(STORED DATA Opens)
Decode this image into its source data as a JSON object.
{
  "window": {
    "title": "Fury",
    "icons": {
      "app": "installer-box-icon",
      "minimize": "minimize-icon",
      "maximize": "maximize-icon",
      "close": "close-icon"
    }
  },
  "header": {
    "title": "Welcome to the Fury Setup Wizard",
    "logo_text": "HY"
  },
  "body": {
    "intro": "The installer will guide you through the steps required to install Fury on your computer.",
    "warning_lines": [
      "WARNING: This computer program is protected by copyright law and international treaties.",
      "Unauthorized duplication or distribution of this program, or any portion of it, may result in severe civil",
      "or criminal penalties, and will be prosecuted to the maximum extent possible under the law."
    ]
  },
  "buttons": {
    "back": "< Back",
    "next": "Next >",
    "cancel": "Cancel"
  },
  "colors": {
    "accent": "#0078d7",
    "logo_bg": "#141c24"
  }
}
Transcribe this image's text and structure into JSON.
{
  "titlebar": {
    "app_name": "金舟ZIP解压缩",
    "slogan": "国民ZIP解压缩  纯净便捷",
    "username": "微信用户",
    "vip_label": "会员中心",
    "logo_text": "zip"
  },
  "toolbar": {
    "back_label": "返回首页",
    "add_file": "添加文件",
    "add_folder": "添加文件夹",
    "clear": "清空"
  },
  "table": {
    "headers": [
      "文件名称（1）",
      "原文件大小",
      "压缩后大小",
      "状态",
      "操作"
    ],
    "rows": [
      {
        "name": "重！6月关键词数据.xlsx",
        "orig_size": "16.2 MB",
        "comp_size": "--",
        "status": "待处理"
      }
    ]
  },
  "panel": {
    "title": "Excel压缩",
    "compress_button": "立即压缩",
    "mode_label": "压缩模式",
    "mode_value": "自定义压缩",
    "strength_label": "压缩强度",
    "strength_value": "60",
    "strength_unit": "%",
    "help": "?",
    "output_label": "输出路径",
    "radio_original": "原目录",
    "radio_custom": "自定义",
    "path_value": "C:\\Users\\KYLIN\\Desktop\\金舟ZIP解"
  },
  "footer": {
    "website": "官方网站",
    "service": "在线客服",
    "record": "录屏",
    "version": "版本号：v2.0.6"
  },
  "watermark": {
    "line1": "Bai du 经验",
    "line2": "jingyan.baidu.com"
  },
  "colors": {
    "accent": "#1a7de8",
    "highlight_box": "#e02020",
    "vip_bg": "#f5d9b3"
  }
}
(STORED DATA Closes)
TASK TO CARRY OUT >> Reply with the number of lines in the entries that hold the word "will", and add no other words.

SOLUTION TO THIS EXERCISE >> 2